A search warrant is a document that authorizes law enforcement officers to search a specific location, like a person’s home, vehicle, or place of business. It must be issued by a judge. In order to obtain a search warrant, officers must prove that there is probable cause to believe that evidence of a crime can be found at a certain location.

Unfortunately, some searches in New Jersey are performed without proper justification. The police cannot search your property unless they have a warrant or have pointed to a valid exception. Even if they have a warrant, their search may still be invalid if the warrant is defective or faulty.

If you suspect that you may have been subjected to an improper search and seizure, seek guidance from our experienced New Jersey criminal defense attorneys at the Law Offices of John J. Zarych by calling (609) 616-4956.

Applying for a Search Warrant in New Jersey

To obtain a search warrant in New Jersey, law enforcement officers must establish that there is probable cause to believe a crime has been committed and that evidence of the crime can be found at the specified location. This process will involve drafting an affidavit and presenting it to a judge for judicial review.


The affidavit must be drafted by the officer seeking the search warrant. This affidavit should offer a detailed description of the circumstances and facts that support the officer’s belief that a crime has been committed and evidence of the crime can be found at a certain location. There are multiple types of evidence that can be used to support this affidavit. For example, such evidence may include witness testimony, surveillance recordings, physical evidence, and photographs.

Judicial Review

After the officer has drafted their affidavit in support of their search warrant, the information will be presented to a judge for review. In order for the judge to issue a warrant, they must agree that all of the information provided by the affidavit supports the drafting officer’s claims. If the judge finds that probable cause requirements have been satisfied, then a warrant will likely be granted.

Executing a Search Warrant in New Jersey

Once a search warrant is issued, law enforcement officers are authorized to conduct a search of the requested location. There are several rules that apply to the execution of search warrants in New Jersey. Our experienced New Jersey criminal defense attorneys can help determine if any of the following rules were violated in your case:

Knock-and-Announce Rule

When executing a search warrant in New Jersey, law enforcement officers typically must announce their presence and purpose before entering the location at issue. This is referred to as the “knock and announce” rule. Still, there are some exceptions to this rule. For example, an officer may be able to procure a “no knock” warrant if their safety is at risk, if parties are likely to destroy pertinent evidence, or if they have obtained prior consent.

Time Frame

There is a certain time frame in which warrants must be executed. In New Jersey, searches must be performed within ten days from the date of a warrant’s issuance. However, in some cases, the judges who issue warrants can set forth different time frames. If the warrant is not executed before the applicable deadline, then it may be considered invalid.

Scope of the Search
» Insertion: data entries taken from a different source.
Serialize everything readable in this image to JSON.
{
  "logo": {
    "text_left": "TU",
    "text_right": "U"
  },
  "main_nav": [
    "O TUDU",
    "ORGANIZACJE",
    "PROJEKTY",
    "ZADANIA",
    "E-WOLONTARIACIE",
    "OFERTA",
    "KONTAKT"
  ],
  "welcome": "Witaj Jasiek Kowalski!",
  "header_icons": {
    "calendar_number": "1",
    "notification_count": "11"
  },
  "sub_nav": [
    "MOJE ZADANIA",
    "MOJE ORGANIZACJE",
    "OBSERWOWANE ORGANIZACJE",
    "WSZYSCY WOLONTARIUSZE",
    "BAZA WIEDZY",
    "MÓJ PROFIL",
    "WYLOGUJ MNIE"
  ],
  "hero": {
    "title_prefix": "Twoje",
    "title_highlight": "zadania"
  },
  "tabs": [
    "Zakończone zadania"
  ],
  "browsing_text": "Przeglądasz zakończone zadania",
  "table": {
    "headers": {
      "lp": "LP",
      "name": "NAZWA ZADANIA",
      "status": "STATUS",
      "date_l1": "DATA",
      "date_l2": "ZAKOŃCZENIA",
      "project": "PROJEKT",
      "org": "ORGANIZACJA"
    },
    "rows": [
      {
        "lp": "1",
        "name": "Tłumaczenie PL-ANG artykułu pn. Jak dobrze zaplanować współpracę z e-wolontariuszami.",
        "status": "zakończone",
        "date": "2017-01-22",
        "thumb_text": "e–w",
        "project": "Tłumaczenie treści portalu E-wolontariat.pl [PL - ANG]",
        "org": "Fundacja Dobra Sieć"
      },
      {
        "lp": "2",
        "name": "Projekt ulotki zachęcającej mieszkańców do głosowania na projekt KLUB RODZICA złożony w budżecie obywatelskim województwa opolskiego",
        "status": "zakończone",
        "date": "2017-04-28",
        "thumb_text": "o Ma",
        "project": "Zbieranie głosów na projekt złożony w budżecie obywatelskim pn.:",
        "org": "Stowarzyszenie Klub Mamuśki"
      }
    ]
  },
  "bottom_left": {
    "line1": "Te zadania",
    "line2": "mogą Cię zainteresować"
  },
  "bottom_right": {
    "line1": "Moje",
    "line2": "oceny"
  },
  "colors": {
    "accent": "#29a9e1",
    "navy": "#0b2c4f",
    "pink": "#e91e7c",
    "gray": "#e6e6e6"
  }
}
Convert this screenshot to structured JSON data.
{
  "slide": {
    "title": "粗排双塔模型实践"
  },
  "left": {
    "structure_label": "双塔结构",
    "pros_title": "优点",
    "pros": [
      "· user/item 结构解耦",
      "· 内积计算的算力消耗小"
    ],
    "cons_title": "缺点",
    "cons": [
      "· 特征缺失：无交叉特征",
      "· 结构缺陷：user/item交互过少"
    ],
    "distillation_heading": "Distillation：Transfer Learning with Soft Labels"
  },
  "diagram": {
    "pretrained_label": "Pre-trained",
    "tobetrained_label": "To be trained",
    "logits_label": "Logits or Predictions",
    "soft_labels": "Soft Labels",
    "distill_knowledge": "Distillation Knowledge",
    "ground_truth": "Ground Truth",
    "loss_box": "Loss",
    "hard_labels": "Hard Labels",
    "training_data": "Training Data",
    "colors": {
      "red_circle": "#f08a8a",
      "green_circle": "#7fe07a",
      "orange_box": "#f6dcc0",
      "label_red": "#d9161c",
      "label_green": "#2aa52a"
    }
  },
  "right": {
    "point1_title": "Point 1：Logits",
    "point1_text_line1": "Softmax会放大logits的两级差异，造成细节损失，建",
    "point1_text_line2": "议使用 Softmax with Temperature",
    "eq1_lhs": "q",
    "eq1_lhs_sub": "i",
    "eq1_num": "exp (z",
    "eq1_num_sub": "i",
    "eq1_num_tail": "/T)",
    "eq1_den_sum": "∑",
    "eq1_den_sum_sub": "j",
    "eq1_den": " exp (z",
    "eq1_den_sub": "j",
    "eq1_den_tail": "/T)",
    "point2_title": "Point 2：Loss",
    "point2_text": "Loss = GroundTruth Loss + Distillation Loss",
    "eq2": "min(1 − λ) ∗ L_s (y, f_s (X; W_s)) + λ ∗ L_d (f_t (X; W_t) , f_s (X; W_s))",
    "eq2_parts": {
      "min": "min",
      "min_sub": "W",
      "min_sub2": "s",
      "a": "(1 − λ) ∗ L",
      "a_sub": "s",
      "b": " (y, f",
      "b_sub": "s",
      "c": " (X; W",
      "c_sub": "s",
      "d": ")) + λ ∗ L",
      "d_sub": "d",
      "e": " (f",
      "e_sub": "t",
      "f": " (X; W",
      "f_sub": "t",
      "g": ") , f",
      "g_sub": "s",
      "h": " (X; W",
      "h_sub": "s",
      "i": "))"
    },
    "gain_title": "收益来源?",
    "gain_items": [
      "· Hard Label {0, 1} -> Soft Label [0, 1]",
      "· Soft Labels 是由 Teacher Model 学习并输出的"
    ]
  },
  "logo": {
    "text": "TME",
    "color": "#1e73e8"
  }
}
Furthermore, when executing a search warrant, law enforcement officers have to limit their search to the areas and items specified in the applicable search warrant. They should not exceed the authorized scope of the search unless additional evidence or contraband is discovered in plain view during their search. Items that are located outside the scope of a search warrant will not be considered admissible evidence.

Use of Force

Finally, rules apply the use of force exhibited by officers when executing a search warrant. Officers may exercise reasonable force when performing a search. They are not permitted to unnecessarily damage property or abuse people. The use of force has to be avoided unless officers must utilize such force to protect themselves or prevent the destruction of important evidence.

Examples of When Officers Can Conduct Searches Without Warrants in New Jersey

While search warrants are often necessary for officers to search private property, there are certain situations where they are not required. In any case, the probable cause requirement must still be met for a search to take place. Examples of such so-called “exigent circumstances” include the following:

Consent Searches

A search warrant is not required if a property owner consents to a search. For example, if you permit an officer to look through your car during a traffic stop, then they may perform that search without a warrant. Still, consent must be given freely and voluntarily, without any coercion or duress imposed by an officer.

Emergency Situations

Also, search warrants are not necessary in emergency situations. If there is an immediate safety threat or a threat that relevant evidence will be destroyed, then law enforcement officers may conduct a search without acquiring a warrant. For example, an officer may search the trunk of a suspect’s car if they hear screams coming from inside.

Searching for Privileged or Protected Information with a Search Warrant in New Jersey

Search warrants usually cannot be used to search for privileged information, such as attorney-client communications. This rule serves to safeguard certain confidential and privileged information from that may be indiscriminately accessed by law enforcement during a search.

Under this rule, if privileged or protected information is found during a search, then officers may not review or seize the materials at issue unless specific exceptions apply. Such exceptions include situations where the information itself is evidence of a crime or where there is a separate basis to believe that the applicable information was used to facilitate criminal activity.

If your property is going to be searched, it may benefit you to clearly identify and mark any materials that are considered privileged or protected.

Contact Our Attorneys for Help with Your Criminal Defense

If you have been accused of a crime, get help from our experienced New Jersey criminal defense lawyers at the Law Offices of John J. Zarych by calling (609) 616-4956.